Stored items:

- - - - -

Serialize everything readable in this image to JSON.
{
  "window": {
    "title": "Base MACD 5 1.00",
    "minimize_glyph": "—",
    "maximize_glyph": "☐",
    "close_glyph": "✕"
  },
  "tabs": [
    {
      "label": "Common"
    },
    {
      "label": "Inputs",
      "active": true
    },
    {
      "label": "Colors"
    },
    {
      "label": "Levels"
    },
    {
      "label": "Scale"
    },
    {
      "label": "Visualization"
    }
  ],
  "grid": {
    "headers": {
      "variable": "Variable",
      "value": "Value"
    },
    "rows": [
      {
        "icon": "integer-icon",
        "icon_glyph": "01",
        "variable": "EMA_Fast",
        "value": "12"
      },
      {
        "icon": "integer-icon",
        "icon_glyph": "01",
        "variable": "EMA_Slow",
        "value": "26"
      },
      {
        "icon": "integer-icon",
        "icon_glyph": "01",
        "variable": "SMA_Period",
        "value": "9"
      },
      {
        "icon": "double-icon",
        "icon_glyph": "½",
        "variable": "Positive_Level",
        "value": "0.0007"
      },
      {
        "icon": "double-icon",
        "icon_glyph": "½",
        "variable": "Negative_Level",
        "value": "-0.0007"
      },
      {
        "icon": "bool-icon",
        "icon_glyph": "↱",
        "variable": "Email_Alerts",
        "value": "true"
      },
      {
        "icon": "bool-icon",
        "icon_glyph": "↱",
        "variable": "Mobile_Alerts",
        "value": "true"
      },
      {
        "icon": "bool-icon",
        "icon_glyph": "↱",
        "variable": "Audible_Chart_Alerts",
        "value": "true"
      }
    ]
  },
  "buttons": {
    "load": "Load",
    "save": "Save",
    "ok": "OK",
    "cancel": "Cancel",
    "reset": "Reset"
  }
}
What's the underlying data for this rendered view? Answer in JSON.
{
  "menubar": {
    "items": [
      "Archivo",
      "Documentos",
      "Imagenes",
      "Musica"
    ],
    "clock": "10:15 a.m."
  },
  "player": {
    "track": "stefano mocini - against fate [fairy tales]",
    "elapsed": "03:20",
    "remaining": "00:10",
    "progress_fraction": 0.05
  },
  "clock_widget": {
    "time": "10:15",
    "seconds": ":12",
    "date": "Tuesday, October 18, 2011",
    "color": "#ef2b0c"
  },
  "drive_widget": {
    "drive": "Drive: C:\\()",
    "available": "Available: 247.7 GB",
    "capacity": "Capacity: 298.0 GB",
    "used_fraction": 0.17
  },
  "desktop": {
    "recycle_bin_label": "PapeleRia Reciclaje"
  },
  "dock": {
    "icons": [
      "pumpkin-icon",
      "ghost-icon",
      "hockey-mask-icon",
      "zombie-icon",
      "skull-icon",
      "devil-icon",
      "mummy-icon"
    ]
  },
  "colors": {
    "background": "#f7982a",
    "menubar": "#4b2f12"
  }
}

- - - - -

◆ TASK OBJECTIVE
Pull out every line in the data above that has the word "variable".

◆ ANSWER
      "variable": "Variable",
        "variable": "EMA_Fast",
        "variable": "EMA_Slow",
        "variable": "SMA_Period",
        "variable": "Positive_Level",
        "variable": "Negative_Level",
        "variable": "Email_Alerts",
        "variable": "Mobile_Alerts",
        "variable": "Audible_Chart_Alerts",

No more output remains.